    Deep tissue massage is not necessarily a "feel good" massage while it's happening--sometimes it actually hurts. But it feels so great afterwards. I pay $100/hr and tip $15.


    Is that $115 for an hour or?


    It's $100/hr, but I tip $15.
  • Posted by a hidden member.
    Log in to view his profile

    May 07, 2012 2:50 AM GMT
    Yes. It makes a great difference in muscle recovery. There was a study on how massaging turn on genes that produce proteins/enzyme that help with muscle recovery. I find trading massages and tell my partner exactly what I need is the best.
  • Posted by a hidden member.
    Log in to view his profile

    May 07, 2012 3:00 AM GMT
    BRIX said But I've also had a lot of not-so-good massages that offer nothing more than relaxation.


    First world problems. haha
    But I agree with this. I am not much a fan of the "relaxation" massages either. I was seeing this amazing MT until I moved. He was the only person I have been to who was actually able to give a real deep tissue massage and even used tools to dig deep enough into the muscle. Unfortunately I have had no luck finding a great MT here. Hopefully I find one soon though, I really miss getting massages icon_sad.gif
  • Posted by a hidden member.
    Log in to view his profile

    May 08, 2012 1:15 PM GMT
    I'm a massage therapist.

    Of course massage can help with your flexibility. But it's not a quick fix.

    If you are someone who gets a massage once a year, you may feel good for a couple days after, but odds are you won't see any real improvement. If you don't keep up maintenance on your body, you will revert back to the state that you were in. For an athlete, once a month is the recommendation I would give.

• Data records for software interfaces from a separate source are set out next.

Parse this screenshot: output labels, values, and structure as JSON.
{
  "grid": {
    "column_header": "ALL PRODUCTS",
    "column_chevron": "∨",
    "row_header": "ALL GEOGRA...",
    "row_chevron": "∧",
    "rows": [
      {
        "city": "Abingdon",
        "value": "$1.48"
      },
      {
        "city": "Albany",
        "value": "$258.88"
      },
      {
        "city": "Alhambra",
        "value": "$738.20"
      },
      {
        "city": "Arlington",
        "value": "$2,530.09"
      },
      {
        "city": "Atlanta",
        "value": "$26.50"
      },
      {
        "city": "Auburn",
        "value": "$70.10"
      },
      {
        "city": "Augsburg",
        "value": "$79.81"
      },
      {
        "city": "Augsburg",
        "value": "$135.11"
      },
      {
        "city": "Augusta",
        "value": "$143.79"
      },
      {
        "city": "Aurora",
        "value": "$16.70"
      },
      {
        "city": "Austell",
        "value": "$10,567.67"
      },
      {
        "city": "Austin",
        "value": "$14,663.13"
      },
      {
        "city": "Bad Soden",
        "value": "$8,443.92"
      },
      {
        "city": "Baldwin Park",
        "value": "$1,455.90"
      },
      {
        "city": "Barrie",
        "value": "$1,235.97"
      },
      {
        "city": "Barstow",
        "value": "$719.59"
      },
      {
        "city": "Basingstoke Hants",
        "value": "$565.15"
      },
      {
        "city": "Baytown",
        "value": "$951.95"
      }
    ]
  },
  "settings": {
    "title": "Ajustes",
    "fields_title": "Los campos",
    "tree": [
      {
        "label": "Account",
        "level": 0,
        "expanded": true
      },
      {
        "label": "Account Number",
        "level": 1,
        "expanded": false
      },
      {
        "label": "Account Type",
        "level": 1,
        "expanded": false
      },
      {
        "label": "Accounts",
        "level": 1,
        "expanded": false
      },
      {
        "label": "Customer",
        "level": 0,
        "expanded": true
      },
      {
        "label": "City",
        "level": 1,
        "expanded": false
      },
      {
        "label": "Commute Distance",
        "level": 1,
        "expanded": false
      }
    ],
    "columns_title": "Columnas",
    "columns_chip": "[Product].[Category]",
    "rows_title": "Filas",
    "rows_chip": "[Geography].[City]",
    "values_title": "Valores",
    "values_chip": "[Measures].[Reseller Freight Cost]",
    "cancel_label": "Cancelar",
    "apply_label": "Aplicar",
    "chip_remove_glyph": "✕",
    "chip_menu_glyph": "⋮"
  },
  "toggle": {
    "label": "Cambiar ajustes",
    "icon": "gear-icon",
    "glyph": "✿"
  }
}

    And BRIX- be sure you book the right type of massage. A traditinal Swedish massage will be the relaxing kind. It's flowing and soothing, without the deep work. If you are having issues, book the Deep Tissue. Deep Tissue may cost an extra ten bucks. A lot of therapists are sticklers with this. Deep Tissue is harder on our bodies as the service provider, and many will not just give that service without the extra bit of cash.

    In terms of cost... It varies. $80 for an hour or $100-ish for 90-minutes is common.